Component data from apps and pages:
++++

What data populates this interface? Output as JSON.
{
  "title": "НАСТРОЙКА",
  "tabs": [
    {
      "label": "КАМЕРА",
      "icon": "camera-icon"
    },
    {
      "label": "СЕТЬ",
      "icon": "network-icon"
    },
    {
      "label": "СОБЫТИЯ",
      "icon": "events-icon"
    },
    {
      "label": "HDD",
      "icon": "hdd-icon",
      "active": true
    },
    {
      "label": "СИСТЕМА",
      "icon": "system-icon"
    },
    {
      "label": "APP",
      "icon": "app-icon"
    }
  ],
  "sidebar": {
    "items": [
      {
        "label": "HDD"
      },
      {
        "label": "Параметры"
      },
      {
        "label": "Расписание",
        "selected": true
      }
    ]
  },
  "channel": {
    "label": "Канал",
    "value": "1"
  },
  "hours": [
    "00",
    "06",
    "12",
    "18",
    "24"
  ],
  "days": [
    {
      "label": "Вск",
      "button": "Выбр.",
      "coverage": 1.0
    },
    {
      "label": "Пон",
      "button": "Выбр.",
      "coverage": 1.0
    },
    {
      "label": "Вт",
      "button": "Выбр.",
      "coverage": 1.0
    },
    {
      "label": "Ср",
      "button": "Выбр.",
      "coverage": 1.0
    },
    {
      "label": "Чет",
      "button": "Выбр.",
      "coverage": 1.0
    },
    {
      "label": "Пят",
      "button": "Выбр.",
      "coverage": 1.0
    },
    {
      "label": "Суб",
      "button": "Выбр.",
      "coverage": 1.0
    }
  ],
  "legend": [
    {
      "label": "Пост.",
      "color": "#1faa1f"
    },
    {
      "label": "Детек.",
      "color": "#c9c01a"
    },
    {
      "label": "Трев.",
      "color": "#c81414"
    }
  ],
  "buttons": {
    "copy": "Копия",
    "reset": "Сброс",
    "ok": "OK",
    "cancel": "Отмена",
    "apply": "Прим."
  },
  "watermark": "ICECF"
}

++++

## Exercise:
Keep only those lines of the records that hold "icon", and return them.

## Answer below:
      "icon": "camera-icon"
      "icon": "network-icon"
      "icon": "events-icon"
      "icon": "hdd-icon",
      "icon": "system-icon"
      "icon": "app-icon"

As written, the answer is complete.